> **GOAL OF THE EXERCISE**
How many lines of the entries below include the word "delete"? Answer with the number alone.

Data records for software interfaces
------------

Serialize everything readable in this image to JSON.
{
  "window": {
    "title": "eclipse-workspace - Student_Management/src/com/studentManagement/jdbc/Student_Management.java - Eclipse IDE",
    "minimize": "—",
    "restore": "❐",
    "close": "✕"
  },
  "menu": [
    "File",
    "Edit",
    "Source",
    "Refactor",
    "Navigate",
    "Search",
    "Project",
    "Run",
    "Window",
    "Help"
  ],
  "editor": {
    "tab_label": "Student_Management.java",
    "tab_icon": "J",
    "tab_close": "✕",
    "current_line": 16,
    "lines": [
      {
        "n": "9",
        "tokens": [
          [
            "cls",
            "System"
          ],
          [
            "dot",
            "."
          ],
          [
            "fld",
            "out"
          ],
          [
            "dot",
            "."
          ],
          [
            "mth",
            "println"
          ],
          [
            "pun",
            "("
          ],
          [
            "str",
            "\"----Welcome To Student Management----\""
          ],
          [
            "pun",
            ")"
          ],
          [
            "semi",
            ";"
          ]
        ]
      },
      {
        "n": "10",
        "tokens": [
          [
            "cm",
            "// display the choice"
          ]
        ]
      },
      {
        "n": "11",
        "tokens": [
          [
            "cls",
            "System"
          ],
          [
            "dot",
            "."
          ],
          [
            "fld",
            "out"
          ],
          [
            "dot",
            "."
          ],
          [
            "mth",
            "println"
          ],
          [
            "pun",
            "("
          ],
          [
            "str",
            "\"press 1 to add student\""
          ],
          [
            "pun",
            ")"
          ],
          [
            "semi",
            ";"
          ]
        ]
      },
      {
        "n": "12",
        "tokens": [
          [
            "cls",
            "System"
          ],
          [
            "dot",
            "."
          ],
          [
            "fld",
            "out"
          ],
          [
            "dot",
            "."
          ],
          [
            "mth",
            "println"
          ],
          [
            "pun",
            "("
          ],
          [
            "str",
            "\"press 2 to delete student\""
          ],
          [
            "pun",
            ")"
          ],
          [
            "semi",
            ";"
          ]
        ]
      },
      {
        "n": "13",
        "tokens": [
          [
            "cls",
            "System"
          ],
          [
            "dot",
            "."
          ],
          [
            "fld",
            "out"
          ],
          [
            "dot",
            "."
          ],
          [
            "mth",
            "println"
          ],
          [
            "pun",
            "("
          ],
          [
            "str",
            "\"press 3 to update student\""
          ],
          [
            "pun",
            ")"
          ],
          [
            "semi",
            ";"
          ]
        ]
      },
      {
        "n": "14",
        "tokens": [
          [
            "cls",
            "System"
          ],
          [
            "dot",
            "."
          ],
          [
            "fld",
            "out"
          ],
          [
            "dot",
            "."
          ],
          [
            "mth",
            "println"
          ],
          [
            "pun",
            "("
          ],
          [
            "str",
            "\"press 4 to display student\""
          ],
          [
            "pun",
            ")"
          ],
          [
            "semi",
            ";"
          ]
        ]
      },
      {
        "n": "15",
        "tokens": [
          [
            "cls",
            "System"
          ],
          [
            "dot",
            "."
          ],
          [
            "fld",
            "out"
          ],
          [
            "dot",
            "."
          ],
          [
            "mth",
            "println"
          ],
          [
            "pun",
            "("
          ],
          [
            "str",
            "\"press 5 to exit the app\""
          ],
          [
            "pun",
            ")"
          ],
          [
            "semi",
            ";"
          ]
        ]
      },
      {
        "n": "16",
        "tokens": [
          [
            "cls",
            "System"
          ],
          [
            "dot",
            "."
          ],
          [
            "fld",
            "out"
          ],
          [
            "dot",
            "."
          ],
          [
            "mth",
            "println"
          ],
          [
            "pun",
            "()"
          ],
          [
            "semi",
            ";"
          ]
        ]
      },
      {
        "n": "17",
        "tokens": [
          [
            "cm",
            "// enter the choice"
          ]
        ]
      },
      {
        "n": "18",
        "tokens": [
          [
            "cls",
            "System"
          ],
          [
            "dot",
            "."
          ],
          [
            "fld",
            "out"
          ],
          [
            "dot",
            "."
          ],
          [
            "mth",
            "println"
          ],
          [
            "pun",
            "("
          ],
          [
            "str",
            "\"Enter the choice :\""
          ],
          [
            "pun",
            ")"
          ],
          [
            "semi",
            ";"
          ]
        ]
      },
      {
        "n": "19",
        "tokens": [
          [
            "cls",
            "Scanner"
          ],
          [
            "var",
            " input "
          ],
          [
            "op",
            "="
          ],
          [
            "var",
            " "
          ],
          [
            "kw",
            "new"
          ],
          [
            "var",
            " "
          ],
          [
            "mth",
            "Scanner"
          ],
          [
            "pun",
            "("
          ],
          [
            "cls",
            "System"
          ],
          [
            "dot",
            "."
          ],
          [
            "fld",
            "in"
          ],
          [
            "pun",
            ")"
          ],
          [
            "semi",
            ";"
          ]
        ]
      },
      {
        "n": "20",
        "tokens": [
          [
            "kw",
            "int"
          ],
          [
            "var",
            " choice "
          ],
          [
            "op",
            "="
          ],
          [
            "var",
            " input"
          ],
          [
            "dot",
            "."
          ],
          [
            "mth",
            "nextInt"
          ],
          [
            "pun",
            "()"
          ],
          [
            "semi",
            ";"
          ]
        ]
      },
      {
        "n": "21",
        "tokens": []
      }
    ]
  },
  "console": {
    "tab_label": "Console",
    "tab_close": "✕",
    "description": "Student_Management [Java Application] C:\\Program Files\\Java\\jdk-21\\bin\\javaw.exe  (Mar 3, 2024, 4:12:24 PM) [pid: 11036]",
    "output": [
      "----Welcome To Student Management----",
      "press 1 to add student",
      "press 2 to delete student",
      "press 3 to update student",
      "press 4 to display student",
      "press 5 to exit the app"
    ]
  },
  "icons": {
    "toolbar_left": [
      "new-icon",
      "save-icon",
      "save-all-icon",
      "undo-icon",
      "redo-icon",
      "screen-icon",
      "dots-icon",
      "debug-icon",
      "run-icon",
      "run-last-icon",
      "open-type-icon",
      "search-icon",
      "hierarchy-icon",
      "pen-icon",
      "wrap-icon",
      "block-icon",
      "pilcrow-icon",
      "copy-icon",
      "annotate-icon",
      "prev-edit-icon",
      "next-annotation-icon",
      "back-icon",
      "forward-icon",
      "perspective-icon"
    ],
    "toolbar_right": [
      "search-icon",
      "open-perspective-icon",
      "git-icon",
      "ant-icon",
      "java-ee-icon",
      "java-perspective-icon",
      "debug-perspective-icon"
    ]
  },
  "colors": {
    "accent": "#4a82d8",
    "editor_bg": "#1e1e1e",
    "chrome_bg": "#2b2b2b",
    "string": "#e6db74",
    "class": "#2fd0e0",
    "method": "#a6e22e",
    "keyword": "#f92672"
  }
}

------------

> **RESULT OF THE TASK**
2